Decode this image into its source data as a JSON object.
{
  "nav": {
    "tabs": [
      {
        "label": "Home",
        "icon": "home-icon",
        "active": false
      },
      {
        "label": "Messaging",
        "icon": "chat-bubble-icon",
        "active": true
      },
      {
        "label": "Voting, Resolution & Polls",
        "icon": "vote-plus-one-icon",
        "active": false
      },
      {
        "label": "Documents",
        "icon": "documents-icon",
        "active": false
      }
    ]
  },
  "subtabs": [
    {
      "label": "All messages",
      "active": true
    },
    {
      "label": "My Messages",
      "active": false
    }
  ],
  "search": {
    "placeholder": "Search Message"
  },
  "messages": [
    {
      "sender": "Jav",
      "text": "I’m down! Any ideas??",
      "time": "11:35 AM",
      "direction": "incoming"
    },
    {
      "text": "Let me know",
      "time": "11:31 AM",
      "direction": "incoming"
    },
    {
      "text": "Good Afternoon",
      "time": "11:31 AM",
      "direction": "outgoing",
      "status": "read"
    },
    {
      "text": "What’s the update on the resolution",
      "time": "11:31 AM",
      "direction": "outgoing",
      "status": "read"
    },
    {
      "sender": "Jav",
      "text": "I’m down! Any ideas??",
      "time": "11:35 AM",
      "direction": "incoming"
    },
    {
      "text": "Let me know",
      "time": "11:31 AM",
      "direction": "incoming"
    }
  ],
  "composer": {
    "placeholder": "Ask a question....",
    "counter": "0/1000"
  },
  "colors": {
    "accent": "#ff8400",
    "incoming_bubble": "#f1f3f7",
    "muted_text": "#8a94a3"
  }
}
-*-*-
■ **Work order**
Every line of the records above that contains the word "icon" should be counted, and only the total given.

■ **Output of the exercise**
4